### What to produce
Scan the lines below and report each one containing "circle" by copying it.

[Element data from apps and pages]

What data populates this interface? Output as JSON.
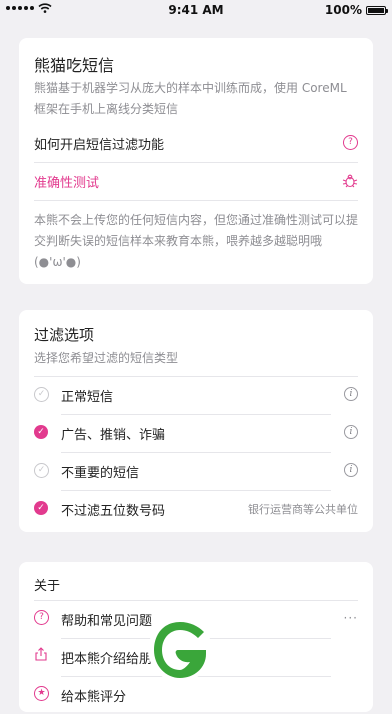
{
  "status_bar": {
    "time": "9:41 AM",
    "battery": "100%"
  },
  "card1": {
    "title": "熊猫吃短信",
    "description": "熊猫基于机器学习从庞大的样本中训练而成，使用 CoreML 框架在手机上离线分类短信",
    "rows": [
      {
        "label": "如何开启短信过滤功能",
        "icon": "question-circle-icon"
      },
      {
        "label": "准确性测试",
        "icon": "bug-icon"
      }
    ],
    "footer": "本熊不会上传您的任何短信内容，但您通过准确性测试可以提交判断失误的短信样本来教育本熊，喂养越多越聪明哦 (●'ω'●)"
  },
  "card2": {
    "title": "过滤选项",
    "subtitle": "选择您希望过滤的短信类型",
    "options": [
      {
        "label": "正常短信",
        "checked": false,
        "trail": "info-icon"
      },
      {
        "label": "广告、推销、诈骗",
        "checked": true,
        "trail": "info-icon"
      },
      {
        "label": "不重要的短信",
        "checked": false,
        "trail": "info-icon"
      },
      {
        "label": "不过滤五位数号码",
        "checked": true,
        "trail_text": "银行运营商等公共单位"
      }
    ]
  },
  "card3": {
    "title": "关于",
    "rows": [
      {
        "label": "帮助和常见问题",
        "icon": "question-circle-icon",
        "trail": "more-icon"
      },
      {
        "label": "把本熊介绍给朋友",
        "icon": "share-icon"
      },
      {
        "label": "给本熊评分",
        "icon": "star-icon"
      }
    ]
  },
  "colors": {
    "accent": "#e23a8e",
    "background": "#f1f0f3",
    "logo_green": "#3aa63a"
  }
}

### Response for this exercise
        "icon": "question-circle-icon"
        "icon": "question-circle-icon",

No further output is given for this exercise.